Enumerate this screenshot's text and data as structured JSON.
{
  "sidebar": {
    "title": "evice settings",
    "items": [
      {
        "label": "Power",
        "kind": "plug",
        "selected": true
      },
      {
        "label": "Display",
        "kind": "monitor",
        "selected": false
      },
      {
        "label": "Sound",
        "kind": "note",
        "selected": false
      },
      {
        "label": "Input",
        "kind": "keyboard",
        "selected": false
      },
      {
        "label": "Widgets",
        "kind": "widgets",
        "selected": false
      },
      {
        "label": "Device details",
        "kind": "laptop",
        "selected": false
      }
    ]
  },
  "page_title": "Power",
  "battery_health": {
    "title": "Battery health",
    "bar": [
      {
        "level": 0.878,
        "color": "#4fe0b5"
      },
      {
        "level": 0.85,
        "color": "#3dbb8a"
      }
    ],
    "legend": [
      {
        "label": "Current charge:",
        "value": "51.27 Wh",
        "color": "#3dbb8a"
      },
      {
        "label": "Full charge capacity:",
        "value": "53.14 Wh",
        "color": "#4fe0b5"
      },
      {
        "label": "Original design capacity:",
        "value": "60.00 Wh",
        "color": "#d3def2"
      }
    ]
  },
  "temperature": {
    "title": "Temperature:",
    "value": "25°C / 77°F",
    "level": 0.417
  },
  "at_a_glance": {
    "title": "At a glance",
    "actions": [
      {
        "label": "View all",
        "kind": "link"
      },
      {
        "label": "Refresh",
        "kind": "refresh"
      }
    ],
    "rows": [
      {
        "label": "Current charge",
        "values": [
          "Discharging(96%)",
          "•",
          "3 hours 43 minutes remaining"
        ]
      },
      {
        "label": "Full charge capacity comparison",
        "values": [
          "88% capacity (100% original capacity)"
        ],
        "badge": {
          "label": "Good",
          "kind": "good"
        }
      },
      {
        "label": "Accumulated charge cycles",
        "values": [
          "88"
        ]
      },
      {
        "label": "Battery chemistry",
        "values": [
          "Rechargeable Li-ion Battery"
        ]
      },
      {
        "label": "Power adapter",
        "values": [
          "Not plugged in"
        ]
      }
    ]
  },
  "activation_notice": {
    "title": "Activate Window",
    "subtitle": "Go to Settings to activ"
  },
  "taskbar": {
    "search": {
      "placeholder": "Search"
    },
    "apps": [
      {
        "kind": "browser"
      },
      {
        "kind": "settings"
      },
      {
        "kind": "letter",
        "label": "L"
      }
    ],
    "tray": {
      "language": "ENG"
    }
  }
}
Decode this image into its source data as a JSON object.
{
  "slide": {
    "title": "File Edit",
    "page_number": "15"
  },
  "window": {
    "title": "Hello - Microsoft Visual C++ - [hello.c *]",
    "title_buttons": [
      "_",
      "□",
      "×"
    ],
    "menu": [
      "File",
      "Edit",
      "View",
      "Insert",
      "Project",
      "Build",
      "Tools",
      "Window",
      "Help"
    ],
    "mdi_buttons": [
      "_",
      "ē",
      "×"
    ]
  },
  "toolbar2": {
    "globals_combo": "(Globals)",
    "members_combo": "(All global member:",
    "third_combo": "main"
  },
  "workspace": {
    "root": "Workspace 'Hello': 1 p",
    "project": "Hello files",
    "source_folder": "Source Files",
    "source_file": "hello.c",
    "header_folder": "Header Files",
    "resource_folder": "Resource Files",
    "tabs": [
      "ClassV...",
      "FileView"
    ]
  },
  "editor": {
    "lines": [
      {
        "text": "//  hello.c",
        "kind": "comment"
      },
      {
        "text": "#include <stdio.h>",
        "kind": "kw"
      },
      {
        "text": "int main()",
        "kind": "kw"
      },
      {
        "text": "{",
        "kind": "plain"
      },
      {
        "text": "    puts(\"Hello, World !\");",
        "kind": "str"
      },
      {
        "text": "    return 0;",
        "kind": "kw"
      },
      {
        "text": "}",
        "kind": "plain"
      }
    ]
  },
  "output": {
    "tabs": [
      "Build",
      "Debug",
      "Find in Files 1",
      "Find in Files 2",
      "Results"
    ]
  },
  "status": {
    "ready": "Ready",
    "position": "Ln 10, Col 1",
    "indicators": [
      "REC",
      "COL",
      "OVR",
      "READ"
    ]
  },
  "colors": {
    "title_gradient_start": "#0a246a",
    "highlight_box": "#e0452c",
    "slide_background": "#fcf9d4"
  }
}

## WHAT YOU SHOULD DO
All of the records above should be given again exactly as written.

## RESULT OF THIS EXERCISE
Enumerate this screenshot's text and data as structured JSON.
{
  "sidebar": {
    "title": "evice settings",
    "items": [
      {
        "label": "Power",
        "kind": "plug",
        "selected": true
      },
      {
        "label": "Display",
        "kind": "monitor",
        "selected": false
      },
      {
        "label": "Sound",
        "kind": "note",
        "selected": false
      },
      {
        "label": "Input",
        "kind": "keyboard",
        "selected": false
      },
      {
        "label": "Widgets",
        "kind": "widgets",
        "selected": false
      },
      {
        "label": "Device details",
        "kind": "laptop",
        "selected": false
      }
    ]
  },
  "page_title": "Power",
  "battery_health": {
    "title": "Battery health",
    "bar": [
      {
        "level": 0.878,
        "color": "#4fe0b5"
      },
      {
        "level": 0.85,
        "color": "#3dbb8a"
      }
    ],
    "legend": [
      {
        "label": "Current charge:",
        "value": "51.27 Wh",
        "color": "#3dbb8a"
      },
      {
        "label": "Full charge capacity:",
        "value": "53.14 Wh",
        "color": "#4fe0b5"
      },
      {
        "label": "Original design capacity:",
        "value": "60.00 Wh",
        "color": "#d3def2"
      }
    ]
  },
  "temperature": {
    "title": "Temperature:",
    "value": "25°C / 77°F",
    "level": 0.417
  },
  "at_a_glance": {
    "title": "At a glance",
    "actions": [
      {
        "label": "View all",
        "kind": "link"
      },
      {
        "label": "Refresh",
        "kind": "refresh"
      }
    ],
    "rows": [
      {
        "label": "Current charge",
        "values": [
          "Discharging(96%)",
          "•",
          "3 hours 43 minutes remaining"
        ]
      },
      {
        "label": "Full charge capacity comparison",
        "values": [
          "88% capacity (100% original capacity)"
        ],
        "badge": {
          "label": "Good",
          "kind": "good"
        }
      },
      {
        "label": "Accumulated charge cycles",
        "values": [
          "88"
        ]
      },
      {
        "label": "Battery chemistry",
        "values": [
          "Rechargeable Li-ion Battery"
        ]
      },
      {
        "label": "Power adapter",
        "values": [
          "Not plugged in"
        ]
      }
    ]
  },
  "activation_notice": {
    "title": "Activate Window",
    "subtitle": "Go to Settings to activ"
  },
  "taskbar": {
    "search": {
      "placeholder": "Search"
    },
    "apps": [
      {
        "kind": "browser"
      },
      {
        "kind": "settings"
      },
      {
        "kind": "letter",
        "label": "L"
      }
    ],
    "tray": {
      "language": "ENG"
    }
  }
}
Decode this image into its source data as a JSON object.
{
  "slide": {
    "title": "File Edit",
    "page_number": "15"
  },
  "window": {
    "title": "Hello - Microsoft Visual C++ - [hello.c *]",
    "title_buttons": [
      "_",
      "□",
      "×"
    ],
    "menu": [
      "File",
      "Edit",
      "View",
      "Insert",
      "Project",
      "Build",
      "Tools",
      "Window",
      "Help"
    ],
    "mdi_buttons": [
      "_",
      "ē",
      "×"
    ]
  },
  "toolbar2": {
    "globals_combo": "(Globals)",
    "members_combo": "(All global member:",
    "third_combo": "main"
  },
  "workspace": {
    "root": "Workspace 'Hello': 1 p",
    "project": "Hello files",
    "source_folder": "Source Files",
    "source_file": "hello.c",
    "header_folder": "Header Files",
    "resource_folder": "Resource Files",
    "tabs": [
      "ClassV...",
      "FileView"
    ]
  },
  "editor": {
    "lines": [
      {
        "text": "//  hello.c",
        "kind": "comment"
      },
      {
        "text": "#include <stdio.h>",
        "kind": "kw"
      },
      {
        "text": "int main()",
        "kind": "kw"
      },
      {
        "text": "{",
        "kind": "plain"
      },
      {
        "text": "    puts(\"Hello, World !\");",
        "kind": "str"
      },
      {
        "text": "    return 0;",
        "kind": "kw"
      },
      {
        "text": "}",
        "kind": "plain"
      }
    ]
  },
  "output": {
    "tabs": [
      "Build",
      "Debug",
      "Find in Files 1",
      "Find in Files 2",
      "Results"
    ]
  },
  "status": {
    "ready": "Ready",
    "position": "Ln 10, Col 1",
    "indicators": [
      "REC",
      "COL",
      "OVR",
      "READ"
    ]
  },
  "colors": {
    "title_gradient_start": "#0a246a",
    "highlight_box": "#e0452c",
    "slide_background": "#fcf9d4"
  }
}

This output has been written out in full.